Aboukais R., Bonne N. X., Baroncini M., Zairi F., Schapira S., Vincent C., Lejeune J. P.   Management of multiple tumors in neurofibromatosis type 2 patients.  Neurochirurgie.  2015
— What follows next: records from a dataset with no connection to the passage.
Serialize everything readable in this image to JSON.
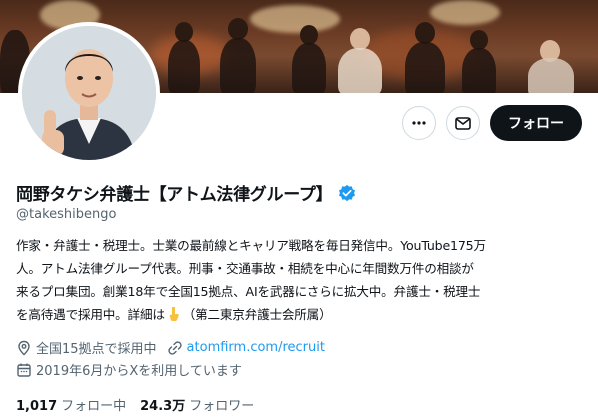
{
  "profile": {
    "display_name": "岡野タケシ弁護士【アトム法律グループ】",
    "handle": "@takeshibengo",
    "bio_line1": "作家・弁護士・税理士。士業の最前線とキャリア戦略を毎日発信中。YouTube175万",
    "bio_line2": "人。アトム法律グループ代表。刑事・交通事故・相続を中心に年間数万件の相談が",
    "bio_line3": "来るプロ集団。創業18年で全国15拠点、AIを武器にさらに拡大中。弁護士・税理士",
    "bio_line4a": "を高待遇で採用中。詳細は",
    "bio_line4b": "（第二東京弁護士会所属）",
    "location": "全国15拠点で採用中",
    "website": "atomfirm.com/recruit",
    "joined": "2019年6月からXを利用しています"
  },
  "stats": {
    "following_count": "1,017",
    "following_label": "フォロー中",
    "followers_count": "24.3万",
    "followers_label": "フォロワー"
  },
  "actions": {
    "follow_label": "フォロー",
    "more_icon": "more-icon",
    "message_icon": "message-icon"
  },
  "icons": {
    "verified": "verified-badge-icon",
    "location": "location-pin-icon",
    "link": "link-icon",
    "calendar": "calendar-icon",
    "pointing": "pointing-down-emoji"
  },
  "colors": {
    "accent": "#1d9bf0",
    "text_primary": "#0f1419",
    "text_secondary": "#536471",
    "follow_button": "#0f1419"
  }
}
INTRODUCTION: Neurofibromatosis type 2 is characterized by the presence of bilateral vestibular schwannomas. However, other nervous system tumors may also occur. Therefore, the management of NF2 patients is complex and requires a multidisciplinary discussion in a specialized center. MATERIALS AND METHODS: All recent articles concerning tumors other than vestibular schwannoma in NF2 disease were reviewed, using PubMed databases. RESULTS: Intracranial meningiomas occur in 50% of NF2 patients, and are often multiple. Surgery remains the main treatment and should be performed in cases of growing tumors. The role of antiangiogenic therapy is currently under evaluation and the role of radiosurgery still remains to be defined in NF2 disease. Spinal tumors occur in about half of NF2 patients. Surgery should be discussed when radiological tumor progression is demonstrated, even if spinal tumors are asymptomatic, in order to preserve neurological function and good quality of life. As regards lower cranial nerve schwannomas, radiosurgery appears to be a more appropriate treatment for growing tumor with a small volume in order to avoid post-operative complications, especially swallowing disorders. Facial nerve schwannomas may appear, on MRI, like vestibular schwannomas. The diagnosis should be suspected when the facial palsy is an early symptom during cerebello-pontine tumor progression. Trigeminal schwannomas are frequent in NF2 disease and fortunately they are often asymptomatic. Among major neurofibromatosis types, peripheral nerve sheath schwannomas are only present in patients with NF2 disease and schwannomatosis. Surgical resection is required when the cutaneous schwannomas is painful or when tumor progression is observed and causes symptoms. CONCLUSION: Tumors other than vestibular schwannoma are also associated with a poor prognosis in NF2 patients. Surgery remains the main treatment in most cases. Each treatment decision in NF2 disease requires a complete evaluation of all cranial and spinal locations of the disease in order to establish surgical priorities and strategies.